you’re the victim of a violent or sexual crime
the offender is sentenced to 12 months or more in prison (or kept in hospital for treatment under the Mental Health Act 1983)
You'll get a letter from the National Probation Service (NPS) asking if you want to join the Victim Contact Scheme. If you join you'll be given a Victim Liaison Officer who’ll let you know about any changes in the offender’s sentence, for example if they’re moved to an open prison, or how and when they’ll be released.
You won't be told where the offender is being held.
The Victim Contact Scheme can also speak for you at the offender’s Parole Board hearing. They can give your feedback on any ‘licence conditions’, the rules the offender must follow if and when they’re released on parole, for example not contacting you and your family.
If you decide not to join the VCS when you’re asked about it but later change your mind, or if you’ve not been asked but think you want to join, you can email the Victim Contact Scheme.
As a victim, you may be able to take part in 'restorative justice', if the offender pleads guilty.

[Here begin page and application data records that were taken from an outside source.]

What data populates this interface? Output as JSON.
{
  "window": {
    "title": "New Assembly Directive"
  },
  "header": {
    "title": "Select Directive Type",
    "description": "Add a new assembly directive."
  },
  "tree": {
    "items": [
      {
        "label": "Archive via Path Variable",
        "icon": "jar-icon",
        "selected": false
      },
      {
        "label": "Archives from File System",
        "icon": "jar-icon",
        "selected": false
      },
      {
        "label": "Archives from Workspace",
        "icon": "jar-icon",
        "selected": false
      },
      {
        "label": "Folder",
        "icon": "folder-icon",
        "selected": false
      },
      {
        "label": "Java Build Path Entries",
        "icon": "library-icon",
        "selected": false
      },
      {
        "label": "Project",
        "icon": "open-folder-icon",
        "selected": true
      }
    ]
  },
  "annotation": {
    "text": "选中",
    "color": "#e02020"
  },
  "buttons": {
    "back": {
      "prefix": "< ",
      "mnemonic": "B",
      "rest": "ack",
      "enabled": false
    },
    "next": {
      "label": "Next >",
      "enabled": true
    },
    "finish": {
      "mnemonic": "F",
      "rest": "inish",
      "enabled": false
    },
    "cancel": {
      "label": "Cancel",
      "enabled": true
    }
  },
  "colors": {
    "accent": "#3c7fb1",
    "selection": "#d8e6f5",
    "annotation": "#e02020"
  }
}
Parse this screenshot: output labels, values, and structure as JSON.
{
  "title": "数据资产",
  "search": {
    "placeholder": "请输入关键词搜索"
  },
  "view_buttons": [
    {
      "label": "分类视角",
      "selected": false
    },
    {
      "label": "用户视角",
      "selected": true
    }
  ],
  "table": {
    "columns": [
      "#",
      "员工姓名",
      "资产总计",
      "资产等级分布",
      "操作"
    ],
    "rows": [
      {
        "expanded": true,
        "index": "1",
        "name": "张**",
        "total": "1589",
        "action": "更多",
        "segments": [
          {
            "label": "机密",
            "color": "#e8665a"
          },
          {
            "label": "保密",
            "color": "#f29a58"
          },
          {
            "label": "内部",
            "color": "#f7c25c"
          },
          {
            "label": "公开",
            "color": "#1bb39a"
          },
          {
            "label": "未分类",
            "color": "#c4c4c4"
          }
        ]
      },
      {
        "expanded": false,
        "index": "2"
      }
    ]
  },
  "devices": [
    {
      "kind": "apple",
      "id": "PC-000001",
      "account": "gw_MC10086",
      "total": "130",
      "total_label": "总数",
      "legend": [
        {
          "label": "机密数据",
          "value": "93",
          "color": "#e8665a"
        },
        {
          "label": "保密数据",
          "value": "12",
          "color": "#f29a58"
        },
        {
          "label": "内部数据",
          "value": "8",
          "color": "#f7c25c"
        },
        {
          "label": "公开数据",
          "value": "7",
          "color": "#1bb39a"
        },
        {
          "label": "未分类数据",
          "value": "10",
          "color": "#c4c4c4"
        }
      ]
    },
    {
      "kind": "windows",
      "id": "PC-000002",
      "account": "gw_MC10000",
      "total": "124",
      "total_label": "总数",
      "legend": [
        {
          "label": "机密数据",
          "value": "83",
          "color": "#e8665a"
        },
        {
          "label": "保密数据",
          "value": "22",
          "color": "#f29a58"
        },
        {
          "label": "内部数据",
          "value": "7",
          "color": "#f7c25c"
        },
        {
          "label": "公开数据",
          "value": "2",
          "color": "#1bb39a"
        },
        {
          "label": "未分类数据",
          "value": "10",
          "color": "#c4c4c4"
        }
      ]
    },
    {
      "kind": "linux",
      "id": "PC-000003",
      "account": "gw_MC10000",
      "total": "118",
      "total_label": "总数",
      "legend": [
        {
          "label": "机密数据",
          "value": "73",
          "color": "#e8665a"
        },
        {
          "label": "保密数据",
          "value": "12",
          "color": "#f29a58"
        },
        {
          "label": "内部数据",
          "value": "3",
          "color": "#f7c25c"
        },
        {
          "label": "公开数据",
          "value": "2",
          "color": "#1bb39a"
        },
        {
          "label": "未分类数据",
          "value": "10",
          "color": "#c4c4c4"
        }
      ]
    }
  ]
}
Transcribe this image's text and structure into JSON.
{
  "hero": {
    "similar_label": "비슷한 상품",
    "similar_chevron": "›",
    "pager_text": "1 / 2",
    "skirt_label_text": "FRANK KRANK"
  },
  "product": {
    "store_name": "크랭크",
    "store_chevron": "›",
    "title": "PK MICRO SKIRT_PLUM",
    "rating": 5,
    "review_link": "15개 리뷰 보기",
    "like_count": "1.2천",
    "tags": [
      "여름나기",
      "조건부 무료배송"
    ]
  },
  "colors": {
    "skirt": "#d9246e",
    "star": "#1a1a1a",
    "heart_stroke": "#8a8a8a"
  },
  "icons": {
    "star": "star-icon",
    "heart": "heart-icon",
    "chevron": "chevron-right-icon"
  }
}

Restorative justice lets victims of crime tell the offender how the crime has affected them, gives the offender the chance to explain why they committed the crime and is a chance for both to talk about ways to put things right.
This can be a face to face meeting or a letter, recorded interview or video.
Restorative justice is used for any type of crime and at any stage of the criminal justice process, including if the offender is serving a prison sentence.